_Problem:_
Your answer must repeat all of the entries word for word, without any images.

::: Supplied records :::

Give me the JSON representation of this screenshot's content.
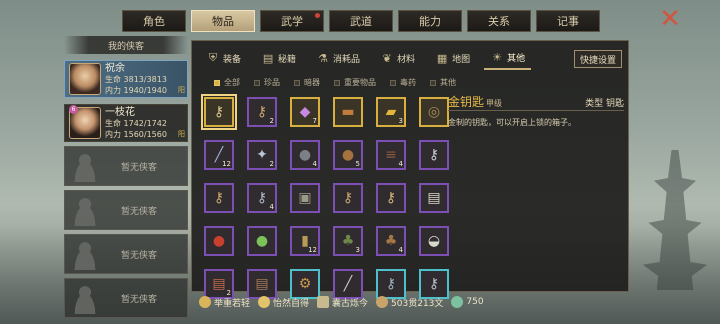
{
  "top_tabs": [
    {
      "label": "角色",
      "active": false,
      "dot": false
    },
    {
      "label": "物品",
      "active": true,
      "dot": false
    },
    {
      "label": "武学",
      "active": false,
      "dot": true
    },
    {
      "label": "武道",
      "active": false,
      "dot": false
    },
    {
      "label": "能力",
      "active": false,
      "dot": false
    },
    {
      "label": "关系",
      "active": false,
      "dot": false
    },
    {
      "label": "记事",
      "active": false,
      "dot": false
    }
  ],
  "left_panel": {
    "title": "我的侠客",
    "heroes": [
      {
        "name": "祝余",
        "hp": "生命 3813/3813",
        "mp": "内力 1940/1940",
        "tag": "阳",
        "selected": true,
        "badge": ""
      },
      {
        "name": "一枝花",
        "hp": "生命 1742/1742",
        "mp": "内力 1560/1560",
        "tag": "阳",
        "selected": false,
        "badge": "6"
      }
    ],
    "empty_label": "暂无侠客",
    "empty_count": 4
  },
  "categories": [
    {
      "label": "装备",
      "icon": "armor-icon",
      "active": false
    },
    {
      "label": "秘籍",
      "icon": "book-icon",
      "active": false
    },
    {
      "label": "消耗品",
      "icon": "flask-icon",
      "active": false
    },
    {
      "label": "材料",
      "icon": "leaf-icon",
      "active": false
    },
    {
      "label": "地图",
      "icon": "map-icon",
      "active": false
    },
    {
      "label": "其他",
      "icon": "lightbulb-icon",
      "active": true
    }
  ],
  "quick_settings": "快捷设置",
  "filters": [
    {
      "label": "全部",
      "on": true
    },
    {
      "label": "珍品",
      "on": false
    },
    {
      "label": "暗器",
      "on": false
    },
    {
      "label": "重要物品",
      "on": false
    },
    {
      "label": "毒药",
      "on": false
    },
    {
      "label": "其他",
      "on": false
    }
  ],
  "items": [
    {
      "glyph": "⚷",
      "count": "",
      "quality": "gold",
      "color": "#d9c08a",
      "selected": true
    },
    {
      "glyph": "⚷",
      "count": "2",
      "quality": "purple",
      "color": "#c9a46a",
      "selected": false
    },
    {
      "glyph": "◆",
      "count": "7",
      "quality": "gold",
      "color": "#c78ae0",
      "selected": false
    },
    {
      "glyph": "▬",
      "count": "",
      "quality": "gold",
      "color": "#c27b3a",
      "selected": false
    },
    {
      "glyph": "▰",
      "count": "3",
      "quality": "gold",
      "color": "#e0b73c",
      "selected": false
    },
    {
      "glyph": "◎",
      "count": "",
      "quality": "gold",
      "color": "#a68d5e",
      "selected": false
    },
    {
      "glyph": "╱",
      "count": "12",
      "quality": "purple",
      "color": "#9fb3d9",
      "selected": false
    },
    {
      "glyph": "✦",
      "count": "2",
      "quality": "purple",
      "color": "#b9c6d6",
      "selected": false
    },
    {
      "glyph": "●",
      "count": "4",
      "quality": "purple",
      "color": "#7c7f85",
      "selected": false
    },
    {
      "glyph": "●",
      "count": "5",
      "quality": "purple",
      "color": "#a5743e",
      "selected": false
    },
    {
      "glyph": "≡",
      "count": "4",
      "quality": "purple",
      "color": "#8c5b3b",
      "selected": false
    },
    {
      "glyph": "⚷",
      "count": "",
      "quality": "purple",
      "color": "#c6ccd4",
      "selected": false
    },
    {
      "glyph": "⚷",
      "count": "",
      "quality": "purple",
      "color": "#c9a46a",
      "selected": false
    },
    {
      "glyph": "⚷",
      "count": "4",
      "quality": "purple",
      "color": "#aab7c9",
      "selected": false
    },
    {
      "glyph": "▣",
      "count": "",
      "quality": "purple",
      "color": "#9a9a86",
      "selected": false
    },
    {
      "glyph": "⚷",
      "count": "",
      "quality": "purple",
      "color": "#c9a46a",
      "selected": false
    },
    {
      "glyph": "⚷",
      "count": "",
      "quality": "purple",
      "color": "#d4b27a",
      "selected": false
    },
    {
      "glyph": "▤",
      "count": "",
      "quality": "purple",
      "color": "#dcd6c6",
      "selected": false
    },
    {
      "glyph": "●",
      "count": "",
      "quality": "purple",
      "color": "#c9402f",
      "selected": false
    },
    {
      "glyph": "●",
      "count": "",
      "quality": "purple",
      "color": "#7cc15a",
      "selected": false
    },
    {
      "glyph": "▮",
      "count": "12",
      "quality": "purple",
      "color": "#b79b56",
      "selected": false
    },
    {
      "glyph": "♣",
      "count": "3",
      "quality": "purple",
      "color": "#6e8a4a",
      "selected": false
    },
    {
      "glyph": "♣",
      "count": "4",
      "quality": "purple",
      "color": "#a37844",
      "selected": false
    },
    {
      "glyph": "◒",
      "count": "",
      "quality": "purple",
      "color": "#d6d9cc",
      "selected": false
    },
    {
      "glyph": "▤",
      "count": "2",
      "quality": "purple",
      "color": "#c26a4a",
      "selected": false
    },
    {
      "glyph": "▤",
      "count": "",
      "quality": "purple",
      "color": "#a37a5a",
      "selected": false
    },
    {
      "glyph": "⚙",
      "count": "",
      "quality": "cyan",
      "color": "#c79a4b",
      "selected": false
    },
    {
      "glyph": "╱",
      "count": "",
      "quality": "purple",
      "color": "#c9c9c9",
      "selected": false
    },
    {
      "glyph": "⚷",
      "count": "",
      "quality": "cyan",
      "color": "#9cb3c4",
      "selected": false
    },
    {
      "glyph": "⚷",
      "count": "",
      "quality": "cyan",
      "color": "#b8c0c9",
      "selected": false
    }
  ],
  "detail": {
    "name": "金钥匙",
    "grade": "甲级",
    "type": "类型  钥匙",
    "description": "金制的钥匙，可以开启上锁的箱子。"
  },
  "bottom_bar": [
    {
      "icon": "weight-icon",
      "label": "举重若轻",
      "color": "#d9b45a"
    },
    {
      "icon": "smile-icon",
      "label": "怡然自得",
      "color": "#e0c36b"
    },
    {
      "icon": "book-icon",
      "label": "囊古烁今",
      "color": "#c9b98f"
    },
    {
      "icon": "coin-icon",
      "label": "503贯213文",
      "color": "#c9a46a"
    },
    {
      "icon": "jade-icon",
      "label": "750",
      "color": "#7cc1a0"
    }
  ]
}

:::

_Response box:_
Give me the JSON representation of this screenshot's content.
{
  "top_tabs": [
    {
      "label": "角色",
      "active": false,
      "dot": false
    },
    {
      "label": "物品",
      "active": true,
      "dot": false
    },
    {
      "label": "武学",
      "active": false,
      "dot": true
    },
    {
      "label": "武道",
      "active": false,
      "dot": false
    },
    {
      "label": "能力",
      "active": false,
      "dot": false
    },
    {
      "label": "关系",
      "active": false,
      "dot": false
    },
    {
      "label": "记事",
      "active": false,
      "dot": false
    }
  ],
  "left_panel": {
    "title": "我的侠客",
    "heroes": [
      {
        "name": "祝余",
        "hp": "生命 3813/3813",
        "mp": "内力 1940/1940",
        "tag": "阳",
        "selected": true,
        "badge": ""
      },
      {
        "name": "一枝花",
        "hp": "生命 1742/1742",
        "mp": "内力 1560/1560",
        "tag": "阳",
        "selected": false,
        "badge": "6"
      }
    ],
    "empty_label": "暂无侠客",
    "empty_count": 4
  },
  "categories": [
    {
      "label": "装备",
      "icon": "armor-icon",
      "active": false
    },
    {
      "label": "秘籍",
      "icon": "book-icon",
      "active": false
    },
    {
      "label": "消耗品",
      "icon": "flask-icon",
      "active": false
    },
    {
      "label": "材料",
      "icon": "leaf-icon",
      "active": false
    },
    {
      "label": "地图",
      "icon": "map-icon",
      "active": false
    },
    {
      "label": "其他",
      "icon": "lightbulb-icon",
      "active": true
    }
  ],
  "quick_settings": "快捷设置",
  "filters": [
    {
      "label": "全部",
      "on": true
    },
    {
      "label": "珍品",
      "on": false
    },
    {
      "label": "暗器",
      "on": false
    },
    {
      "label": "重要物品",
      "on": false
    },
    {
      "label": "毒药",
      "on": false
    },
    {
      "label": "其他",
      "on": false
    }
  ],
  "items": [
    {
      "glyph": "⚷",
      "count": "",
      "quality": "gold",
      "color": "#d9c08a",
      "selected": true
    },
    {
      "glyph": "⚷",
      "count": "2",
      "quality": "purple",
      "color": "#c9a46a",
      "selected": false
    },
    {
      "glyph": "◆",
      "count": "7",
      "quality": "gold",
      "color": "#c78ae0",
      "selected": false
    },
    {
      "glyph": "▬",
      "count": "",
      "quality": "gold",
      "color": "#c27b3a",
      "selected": false
    },
    {
      "glyph": "▰",
      "count": "3",
      "quality": "gold",
      "color": "#e0b73c",
      "selected": false
    },
    {
      "glyph": "◎",
      "count": "",
      "quality": "gold",
      "color": "#a68d5e",
      "selected": false
    },
    {
      "glyph": "╱",
      "count": "12",
      "quality": "purple",
      "color": "#9fb3d9",
      "selected": false
    },
    {
      "glyph": "✦",
      "count": "2",
      "quality": "purple",
      "color": "#b9c6d6",
      "selected": false
    },
    {
      "glyph": "●",
      "count": "4",
      "quality": "purple",
      "color": "#7c7f85",
      "selected": false
    },
    {
      "glyph": "●",
      "count": "5",
      "quality": "purple",
      "color": "#a5743e",
      "selected": false
    },
    {
      "glyph": "≡",
      "count": "4",
      "quality": "purple",
      "color": "#8c5b3b",
      "selected": false
    },
    {
      "glyph": "⚷",
      "count": "",
      "quality": "purple",
      "color": "#c6ccd4",
      "selected": false
    },
    {
      "glyph": "⚷",
      "count": "",
      "quality": "purple",
      "color": "#c9a46a",
      "selected": false
    },
    {
      "glyph": "⚷",
      "count": "4",
      "quality": "purple",
      "color": "#aab7c9",
      "selected": false
    },
    {
      "glyph": "▣",
      "count": "",
      "quality": "purple",
      "color": "#9a9a86",
      "selected": false
    },
    {
      "glyph": "⚷",
      "count": "",
      "quality": "purple",
      "color": "#c9a46a",
      "selected": false
    },
    {
      "glyph": "⚷",
      "count": "",
      "quality": "purple",
      "color": "#d4b27a",
      "selected": false
    },
    {
      "glyph": "▤",
      "count": "",
      "quality": "purple",
      "color": "#dcd6c6",
      "selected": false
    },
    {
      "glyph": "●",
      "count": "",
      "quality": "purple",
      "color": "#c9402f",
      "selected": false
    },
    {
      "glyph": "●",
      "count": "",
      "quality": "purple",
      "color": "#7cc15a",
      "selected": false
    },
    {
      "glyph": "▮",
      "count": "12",
      "quality": "purple",
      "color": "#b79b56",
      "selected": false
    },
    {
      "glyph": "♣",
      "count": "3",
      "quality": "purple",
      "color": "#6e8a4a",
      "selected": false
    },
    {
      "glyph": "♣",
      "count": "4",
      "quality": "purple",
      "color": "#a37844",
      "selected": false
    },
    {
      "glyph": "◒",
      "count": "",
      "quality": "purple",
      "color": "#d6d9cc",
      "selected": false
    },
    {
      "glyph": "▤",
      "count": "2",
      "quality": "purple",
      "color": "#c26a4a",
      "selected": false
    },
    {
      "glyph": "▤",
      "count": "",
      "quality": "purple",
      "color": "#a37a5a",
      "selected": false
    },
    {
      "glyph": "⚙",
      "count": "",
      "quality": "cyan",
      "color": "#c79a4b",
      "selected": false
    },
    {
      "glyph": "╱",
      "count": "",
      "quality": "purple",
      "color": "#c9c9c9",
      "selected": false
    },
    {
      "glyph": "⚷",
      "count": "",
      "quality": "cyan",
      "color": "#9cb3c4",
      "selected": false
    },
    {
      "glyph": "⚷",
      "count": "",
      "quality": "cyan",
      "color": "#b8c0c9",
      "selected": false
    }
  ],
  "detail": {
    "name": "金钥匙",
    "grade": "甲级",
    "type": "类型  钥匙",
    "description": "金制的钥匙，可以开启上锁的箱子。"
  },
  "bottom_bar": [
    {
      "icon": "weight-icon",
      "label": "举重若轻",
      "color": "#d9b45a"
    },
    {
      "icon": "smile-icon",
      "label": "怡然自得",
      "color": "#e0c36b"
    },
    {
      "icon": "book-icon",
      "label": "囊古烁今",
      "color": "#c9b98f"
    },
    {
      "icon": "coin-icon",
      "label": "503贯213文",
      "color": "#c9a46a"
    },
    {
      "icon": "jade-icon",
      "label": "750",
      "color": "#7cc1a0"
    }
  ]
}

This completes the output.